The Earth is layered. The layer we play and dance on, the crust, is the outermost layer. Beneath the crust is the honey-like mantle and under that is the liquid outer-core. The final ‘layer,’ the core, is a solid sphere. From where you’re standing/playing/dancing to the center of the core is a bit under 4,000 miles (to give a sense of size, the deepest hole humans have ever drilled is only 7.5 miles deep). Of all the layers, the mantle is the most massive, comprising more than 80% of the entire mass of the planet.
The layering of the Earth that is most relevant to earthquakes is called the lithosphere, of which consists of the crust and the upper mantle. The lithosphere is broken up into tectonic plates. There about 12 major plates on our planet. Earthquakes like the ones that rocked Haiti and Chile occur at the boundaries of these plates – they are the consequence of adjacent plates moving relative to one another, and they often release astronomical amounts of stress in the form of quakes that can, as we saw in the news, devastate entire nations. Plate boundaries take on three main forms: they are either spreading apart (also called a divergent boundary), sliding past each other (also known as a transform fault boundary, like the San Andreas), or they’re colliding into one another (this is called a convergent boundary). Collectively, all this plates-smacking-into-plates business is called plate tectonics, and its discovery is long and storied. Let’s take a look:
Alfred Wegener – a German geoscientist with a stalwart will who died on his way back from a rescue operation to bring supplies to a remote research station in the middle of the Greenland icecap – correctly noted how well the coastlines of Africa and South America appear to fit together like two pieces of a puzzle. While he wasn’t the first person to notice this peculiarity, Wegener was the first to use rock and fossil evidence to prove without a doubt that the Americas were once connected to Africa and Europe. Ultimately this led Wegener to propose his now-famous and now-confirmed theory of continental drift, which basically states that the continents of the world are in motion relative to one another rather than being static. Wegener’s theory meant that Charles Schuchert, a 19th and 20th century paleontologist who said that “the striking similarity of the coastlines of Africa and Brazil must have been made by Satan,” could finally rest easy knowing that the Desolate One probably had nothing to do with the geographic layout of the Earth’s continents.
While Wegener presented good evidence to show that the Earth’s continents are in motion, his theory was missing one key part: a mechanism. Sure you found two of the same fossil on two separate continents, proving that they were once connected, but how, Dr. Wegener, do the continents move? Wegener had no good answer for this, and it wasn’t until World War II that evidence for a mechanism for continental drift would begin accumulating.
Enter Professor Harry Hammond Hess, who was a naval officer during World War II who performed echo-sounding surveys of the Pacific Ocean’s seafloor while his warship was traveling to and from various battles and skirmishes.

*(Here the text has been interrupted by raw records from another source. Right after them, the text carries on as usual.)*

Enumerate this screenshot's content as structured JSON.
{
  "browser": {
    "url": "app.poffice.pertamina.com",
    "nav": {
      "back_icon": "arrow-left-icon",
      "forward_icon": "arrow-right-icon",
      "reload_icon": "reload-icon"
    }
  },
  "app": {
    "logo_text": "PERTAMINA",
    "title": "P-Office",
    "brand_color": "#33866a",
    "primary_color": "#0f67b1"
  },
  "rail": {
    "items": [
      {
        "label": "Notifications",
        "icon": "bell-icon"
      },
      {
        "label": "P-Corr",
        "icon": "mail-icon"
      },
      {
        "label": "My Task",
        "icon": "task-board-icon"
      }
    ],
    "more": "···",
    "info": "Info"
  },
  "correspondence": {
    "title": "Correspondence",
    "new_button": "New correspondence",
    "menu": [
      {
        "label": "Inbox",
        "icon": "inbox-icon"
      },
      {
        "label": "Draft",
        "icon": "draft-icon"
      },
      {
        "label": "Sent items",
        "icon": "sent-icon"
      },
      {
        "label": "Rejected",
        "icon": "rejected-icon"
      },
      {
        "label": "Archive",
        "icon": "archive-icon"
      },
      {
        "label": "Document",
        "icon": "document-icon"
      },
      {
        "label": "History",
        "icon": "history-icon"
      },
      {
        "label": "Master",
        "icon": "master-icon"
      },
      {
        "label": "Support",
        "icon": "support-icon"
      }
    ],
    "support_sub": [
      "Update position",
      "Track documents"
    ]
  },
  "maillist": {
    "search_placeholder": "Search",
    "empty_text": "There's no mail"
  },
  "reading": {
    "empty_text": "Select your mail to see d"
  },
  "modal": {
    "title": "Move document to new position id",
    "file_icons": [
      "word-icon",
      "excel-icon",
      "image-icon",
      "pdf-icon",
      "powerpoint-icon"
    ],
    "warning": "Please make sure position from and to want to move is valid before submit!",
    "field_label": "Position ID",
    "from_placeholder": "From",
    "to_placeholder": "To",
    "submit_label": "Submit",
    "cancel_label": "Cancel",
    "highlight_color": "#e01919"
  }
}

These echo surveys, which provided an elevation map of the Pacific’s seafloor, gave Hess the data he needed to come up with his essential theory of seafloor spreading which, simply put, is exactly what it sounds like: mantle magma shoots up from underneath the crust (continental or oceanic), forming what’s called a spreading center (or a divergent tectonic plate boundary, aka a mid-ocean ridge system) that pushes the crust out and away and into other plates, which in turn can form new plate boundaries which can become ridden with stress. In Photo 1, these spreading centers are found in the red zones of the map (red = new ‘hot’ crust, while the ‘colder’ colors like green and blue = older crust that’s being pushed away by the red). It's this pushing and prodding of the plates against other plates that causes their movement which, in turn, causes earthquakes like the ones in Haiti, Chile and in any other area on the planet that rests at the boundary between two or three (but never four) different tectonic plates. Note in Photo 2 how both Haiti and Chile are found on plate boundaries. Coincidence? Haha, yeah, sure.